Cheap and easy-to-use virtual reality gets another boost as after the low-cost Google Cardboard VR headset for mobile phones, there's now also a similar headset from Microsoft, according to a report.
As reported by Thurrott.com, Microsoft is running a hackathon in Russia to attract developers into creating apps for virtual reality. The signup page for the contest has been removed since the report went up, but the site included the image above.
From the image at least, the VR Kit shown looks a lot like Google Cardboard - it's a far cry from HoloLens, an augmented reality headset that Microsoft has been working on - but given the growing interest in virtual reality, it perhaps makes sense that Microsoft might also want to have some apps in place on its platform. Given how simple the Cardboard is - and how simple the VR Kit looks - it is even possible that the headsets will be interchangeable, which would be another reason for Microsoft to get apps in place quickly, since cheap Cardboard headsets are readily available, and this could lead to Android getting a huge head start in a whole new category of apps if left unchecked.
According to the report, Microsoft is planning to hold the hackathon on October 17 with three categories - games, education, and corporate apps.
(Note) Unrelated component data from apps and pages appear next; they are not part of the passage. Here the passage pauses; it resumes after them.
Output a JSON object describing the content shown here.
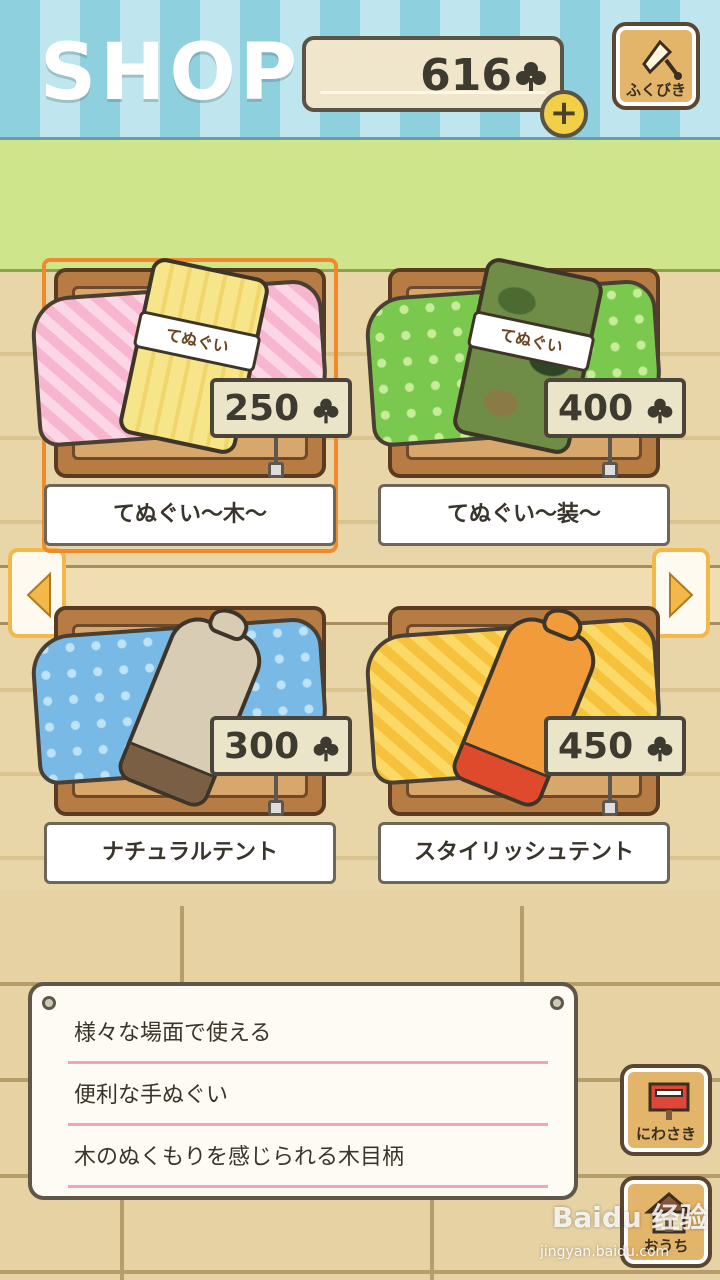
{
  "header": {
    "title": "SHOP",
    "clover_balance": "616",
    "plus_label": "+",
    "fukubiki_label": "ふくびき"
  },
  "items": [
    {
      "name": "てぬぐい～木～",
      "price": "250",
      "band_text": "てぬぐい",
      "selected": true
    },
    {
      "name": "てぬぐい～装～",
      "price": "400",
      "band_text": "てぬぐい",
      "selected": false
    },
    {
      "name": "ナチュラルテント",
      "price": "300",
      "selected": false
    },
    {
      "name": "スタイリッシュテント",
      "price": "450",
      "selected": false
    }
  ],
  "description": {
    "lines": [
      "様々な場面で使える",
      "便利な手ぬぐい",
      "木のぬくもりを感じられる木目柄"
    ]
  },
  "side_buttons": {
    "niwasaki_label": "にわさき",
    "house_label": "おうち"
  },
  "watermark": {
    "brand": "Baidu 经验",
    "url": "jingyan.baidu.com"
  },
  "colors": {
    "selection": "#f08a2c",
    "awning_dark": "#8fd0df",
    "awning_light": "#bfe6ee",
    "grass": "#cfe58c",
    "coin_yellow": "#f1cf47"
  }
}
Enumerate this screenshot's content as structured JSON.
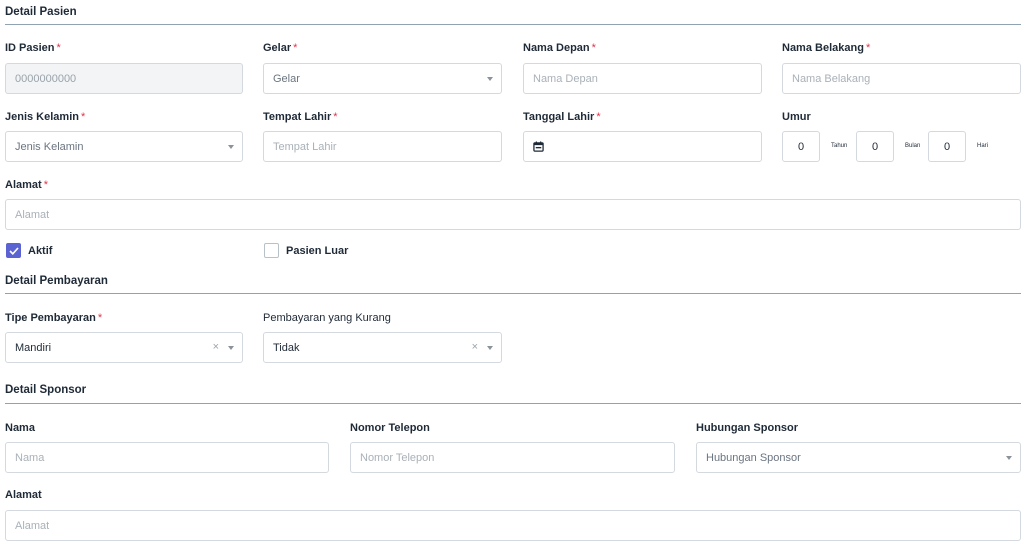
{
  "patient": {
    "title": "Detail Pasien",
    "id": {
      "label": "ID Pasien",
      "value": "0000000000"
    },
    "gelar": {
      "label": "Gelar",
      "value": "Gelar"
    },
    "nama_depan": {
      "label": "Nama Depan",
      "placeholder": "Nama Depan"
    },
    "nama_belakang": {
      "label": "Nama Belakang",
      "placeholder": "Nama Belakang"
    },
    "jenis_kelamin": {
      "label": "Jenis Kelamin",
      "value": "Jenis Kelamin"
    },
    "tempat_lahir": {
      "label": "Tempat Lahir",
      "placeholder": "Tempat Lahir"
    },
    "tanggal_lahir": {
      "label": "Tanggal Lahir"
    },
    "umur": {
      "label": "Umur",
      "tahun": "0",
      "tahun_unit": "Tahun",
      "bulan": "0",
      "bulan_unit": "Bulan",
      "hari": "0",
      "hari_unit": "Hari"
    },
    "alamat": {
      "label": "Alamat",
      "placeholder": "Alamat"
    },
    "aktif": {
      "label": "Aktif",
      "checked": true
    },
    "pasien_luar": {
      "label": "Pasien Luar",
      "checked": false
    }
  },
  "payment": {
    "title": "Detail Pembayaran",
    "tipe": {
      "label": "Tipe Pembayaran",
      "value": "Mandiri"
    },
    "kurang": {
      "label": "Pembayaran yang Kurang",
      "value": "Tidak"
    }
  },
  "sponsor": {
    "title": "Detail Sponsor",
    "nama": {
      "label": "Nama",
      "placeholder": "Nama"
    },
    "telepon": {
      "label": "Nomor Telepon",
      "placeholder": "Nomor Telepon"
    },
    "hubungan": {
      "label": "Hubungan Sponsor",
      "value": "Hubungan Sponsor"
    },
    "alamat": {
      "label": "Alamat",
      "placeholder": "Alamat"
    }
  },
  "icons": {
    "calendar": "calendar-icon",
    "caret": "chevron-down-icon",
    "clear": "close-icon",
    "check": "check-icon"
  },
  "colors": {
    "accent": "#5b63d3",
    "required": "#e0344b",
    "border": "#d3d9de"
  }
}
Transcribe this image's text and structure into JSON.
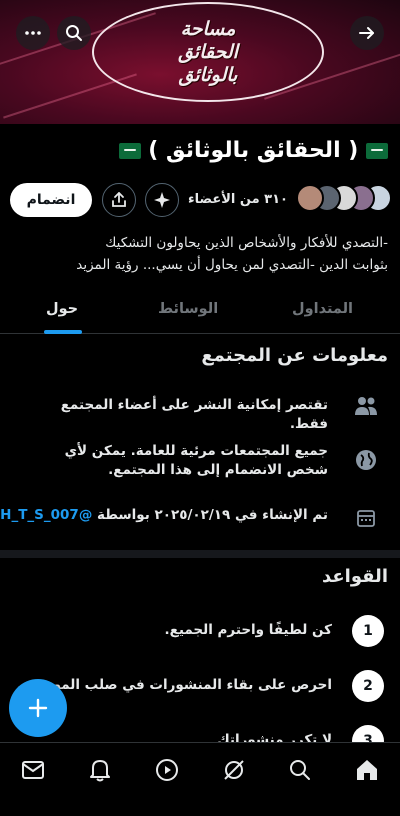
{
  "banner": {
    "line1": "مساحة",
    "line2": "الحقائق",
    "line3": "بالوثائق"
  },
  "header": {
    "title": "( الحقائق بالوثائق )",
    "join_label": "انضمام",
    "members_text": "٣١٠ من الأعضاء"
  },
  "description": {
    "line1": "-التصدي للأفكار والأشخاص الذين يحاولون التشكيك",
    "line2": "بثوابت الدين -التصدي لمن يحاول أن يسي...",
    "see_more": "رؤية المزيد"
  },
  "tabs": [
    {
      "label": "المتداول",
      "active": false
    },
    {
      "label": "الوسائط",
      "active": false
    },
    {
      "label": "حول",
      "active": true
    }
  ],
  "info": {
    "title": "معلومات عن المجتمع",
    "posting": "تقتصر إمكانية النشر على أعضاء المجتمع فقط.",
    "visibility_line1": "جميع المجتمعات مرئية للعامة. يمكن لأي",
    "visibility_line2": "شخص الانضمام إلى هذا المجتمع.",
    "created_text": "تم الإنشاء في ٢٠٢٥/٠٢/١٩ بواسطة",
    "created_handle": "@H_T_S_007"
  },
  "rules": {
    "title": "القواعد",
    "items": [
      {
        "num": "1",
        "text": "كن لطيفًا واحترم الجميع."
      },
      {
        "num": "2",
        "text": "احرص على بقاء المنشورات في صلب الموضوع."
      },
      {
        "num": "3",
        "text": "لا تكرر منشوراتك"
      }
    ]
  },
  "icons": {
    "back": "arrow-right-icon",
    "search": "search-icon",
    "more": "more-icon",
    "share": "share-icon",
    "sparkle": "sparkle-icon",
    "compose": "plus-icon"
  },
  "colors": {
    "accent": "#1d9bf0",
    "background": "#000000",
    "banner": "#5a0a26"
  }
}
Could this be the first step towards something more elaborate, like the Samsung Gear VR? That $99 (approximately Rs. 6,500) headset is now being sold by Samsung, and was made in collaboration with Oculus, whose headset, the Oculus Rift triggered the current interest in virtual reality technology, with new headsets coming from Sony (Project Morpheus, now PlayStation VR), HTC (Vive), as well as Microsoft's own fairly unique take, the HoloLens.
We're seeing a lot of content being developed for virtual reality as well; there are already simple apps offering experiences such as roller coasters rides and concerts, while Oculus is working on VR movies, and others are trying to create VR graphic novels. It makes sense that Microsoft would not want to be left behind again on an entirely new category of apps, but we'll probably have a better idea of what its plans are, next month.